— App and web page records —

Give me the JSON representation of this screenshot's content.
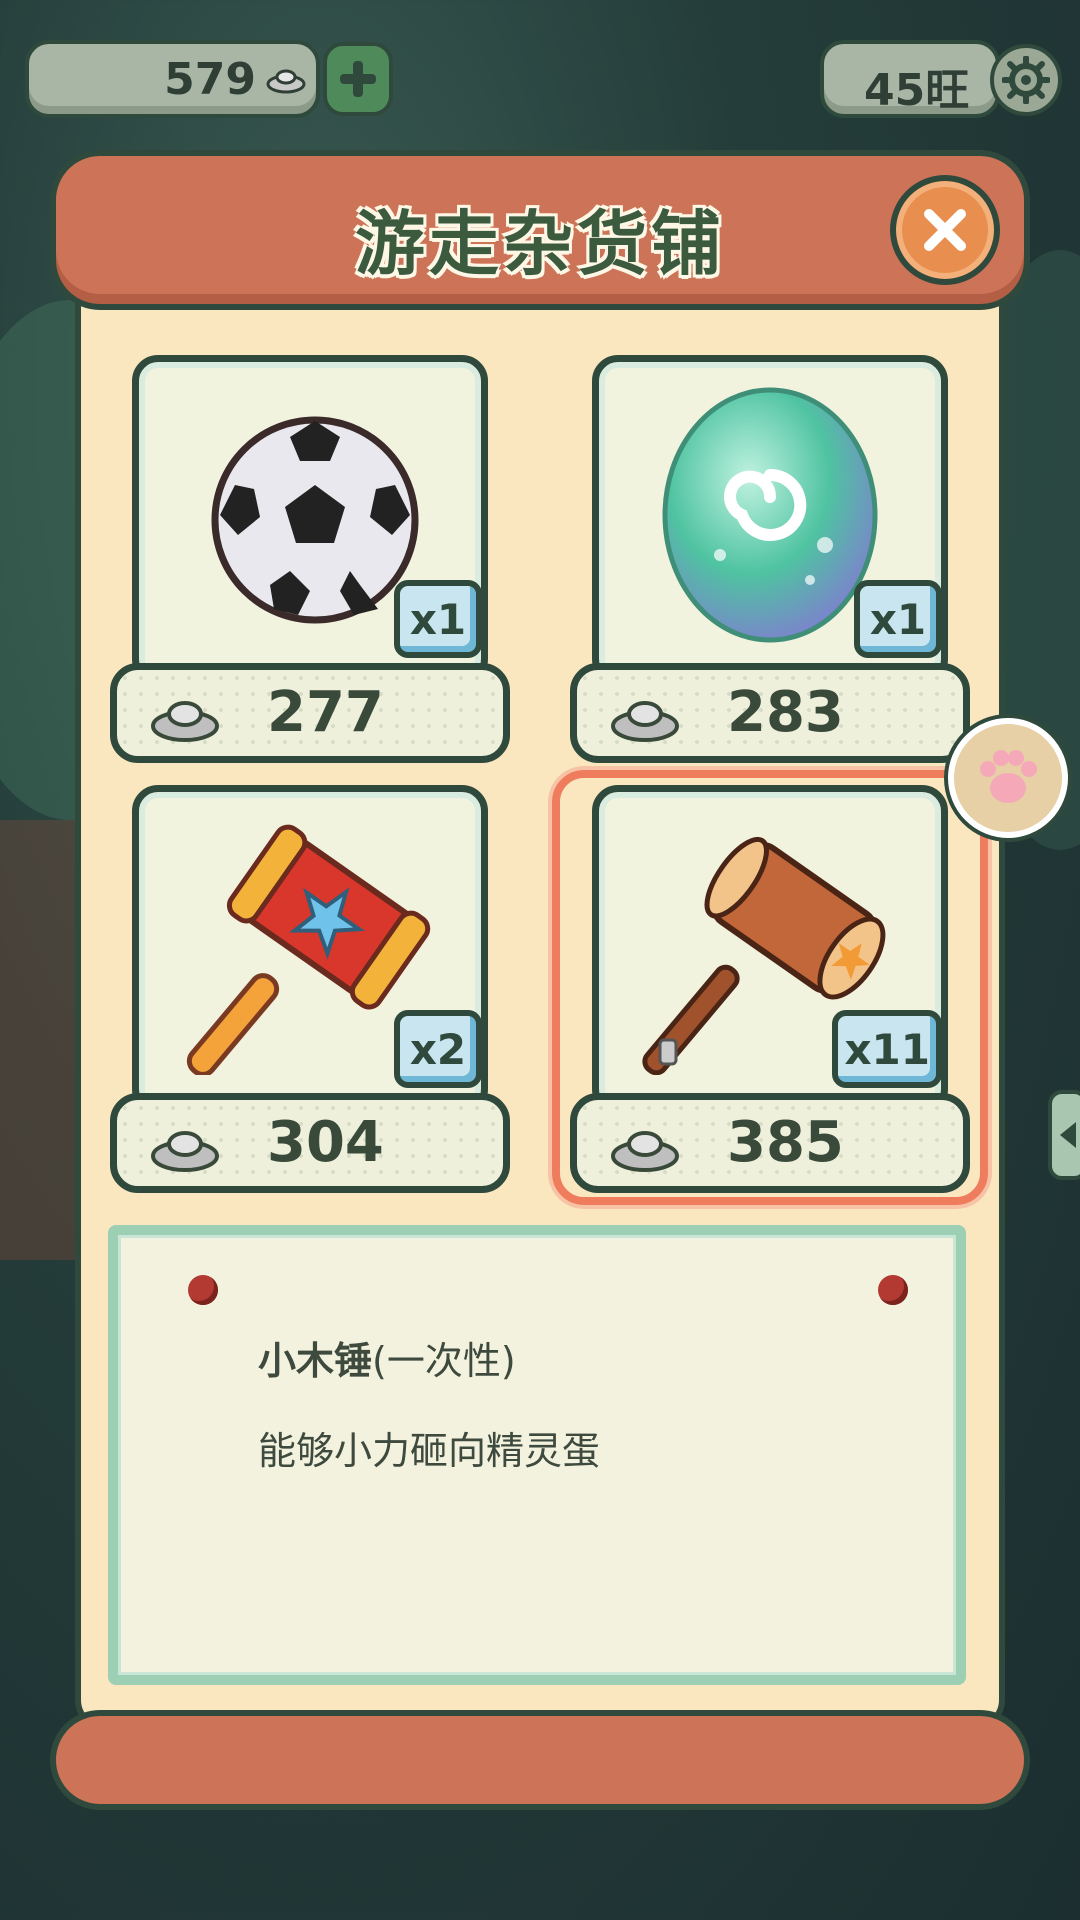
{
  "top_bar": {
    "currency_value": "579",
    "level_value": "45旺"
  },
  "shop": {
    "title": "游走杂货铺",
    "items": [
      {
        "name": "soccer-ball",
        "quantity": "x1",
        "price": "277"
      },
      {
        "name": "spirit-egg",
        "quantity": "x1",
        "price": "283"
      },
      {
        "name": "star-hammer",
        "quantity": "x2",
        "price": "304"
      },
      {
        "name": "wooden-mallet",
        "quantity": "x11",
        "price": "385",
        "selected": true
      }
    ]
  },
  "description": {
    "item_name": "小木锤",
    "item_suffix": "(一次性)",
    "item_text": "能够小力砸向精灵蛋"
  },
  "colors": {
    "panel": "#fbe7bf",
    "header": "#cd7458",
    "outline": "#2f4a3c",
    "selection": "#ef7c5c",
    "badge": "#c9e6f0"
  }
}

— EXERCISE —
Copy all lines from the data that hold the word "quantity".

— TASK ANSWER —
        "quantity": "x1",
        "quantity": "x1",
        "quantity": "x2",
        "quantity": "x11",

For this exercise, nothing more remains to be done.